WITH the late afternoon light fading, combined with a persistent drizzle, the conditions were not ideal for a nature walk.

But determined for some fresh air, I opted for a short circuit by Tillicoultry, starting at the walkway by the edge of the Sterling Mills retail outlet, crossing the footbridge over the River Devon and then heading-up towards Fishcross.

Immediately, my mind relaxed, soaking-up the wonderful tints and ambience of autumn, despite the dreich light.

An elder by the trackside hung heavy with glistening dark berries.
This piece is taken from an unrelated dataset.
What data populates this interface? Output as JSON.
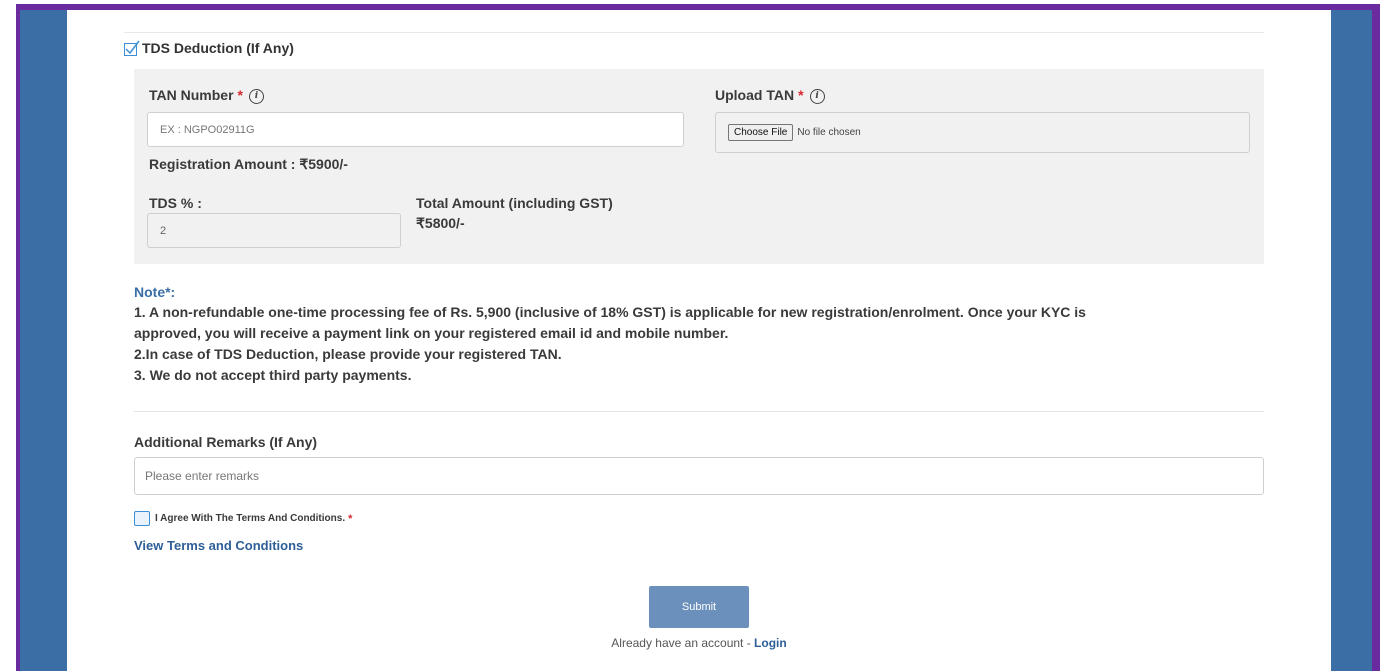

Elders have been revered since the earliest of times, with the fruits and flowers making excellent wine and jams.

Coughs were treated with tea made from the flowers, and dyes were obtained from different parts of the bush.

Also catching my eye were the burnished leaves of a wild cherry, or gean, which displayed a palette that shaded from ochre to crimson.

These autumnal geans are no passing beauties either, for in spring their crowns are a snowball of white blooms and even the peeling chestnut-brown bark shines out at you.

Before Fishcross, I veered-off down some steps into Marchglen, crossed the Devon once more over the Glenfoot Bridge, and then followed the bankside path back to Tillicoultry.

Here, a dipper ducked and dived by the river's margin, rapidly turning over small pebbles with its beak in search of caddisfly nymphs and other larvae.

The dipper is one of nature's miracles – a songbird that can dive underwater.

I sat by the bankside to watch it, but it eventually disappeared under the creeping embrace of dusk